**Material provided**

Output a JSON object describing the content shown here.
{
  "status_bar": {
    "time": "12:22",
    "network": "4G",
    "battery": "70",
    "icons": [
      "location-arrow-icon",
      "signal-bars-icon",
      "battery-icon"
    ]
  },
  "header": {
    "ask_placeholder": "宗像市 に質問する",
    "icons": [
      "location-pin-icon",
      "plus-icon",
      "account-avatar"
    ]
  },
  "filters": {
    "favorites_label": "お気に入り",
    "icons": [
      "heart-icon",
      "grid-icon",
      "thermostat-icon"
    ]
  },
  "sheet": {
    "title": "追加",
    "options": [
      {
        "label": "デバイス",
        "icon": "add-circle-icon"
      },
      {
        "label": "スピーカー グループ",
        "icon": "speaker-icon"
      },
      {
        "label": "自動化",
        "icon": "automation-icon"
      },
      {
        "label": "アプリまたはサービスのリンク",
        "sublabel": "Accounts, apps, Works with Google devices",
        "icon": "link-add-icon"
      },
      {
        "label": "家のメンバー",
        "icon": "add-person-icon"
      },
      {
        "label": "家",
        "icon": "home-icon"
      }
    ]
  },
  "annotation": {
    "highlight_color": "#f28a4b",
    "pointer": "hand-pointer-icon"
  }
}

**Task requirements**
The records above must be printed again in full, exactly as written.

**Task solution**
Output a JSON object describing the content shown here.
{
  "status_bar": {
    "time": "12:22",
    "network": "4G",
    "battery": "70",
    "icons": [
      "location-arrow-icon",
      "signal-bars-icon",
      "battery-icon"
    ]
  },
  "header": {
    "ask_placeholder": "宗像市 に質問する",
    "icons": [
      "location-pin-icon",
      "plus-icon",
      "account-avatar"
    ]
  },
  "filters": {
    "favorites_label": "お気に入り",
    "icons": [
      "heart-icon",
      "grid-icon",
      "thermostat-icon"
    ]
  },
  "sheet": {
    "title": "追加",
    "options": [
      {
        "label": "デバイス",
        "icon": "add-circle-icon"
      },
      {
        "label": "スピーカー グループ",
        "icon": "speaker-icon"
      },
      {
        "label": "自動化",
        "icon": "automation-icon"
      },
      {
        "label": "アプリまたはサービスのリンク",
        "sublabel": "Accounts, apps, Works with Google devices",
        "icon": "link-add-icon"
      },
      {
        "label": "家のメンバー",
        "icon": "add-person-icon"
      },
      {
        "label": "家",
        "icon": "home-icon"
      }
    ]
  },
  "annotation": {
    "highlight_color": "#f28a4b",
    "pointer": "hand-pointer-icon"
  }
}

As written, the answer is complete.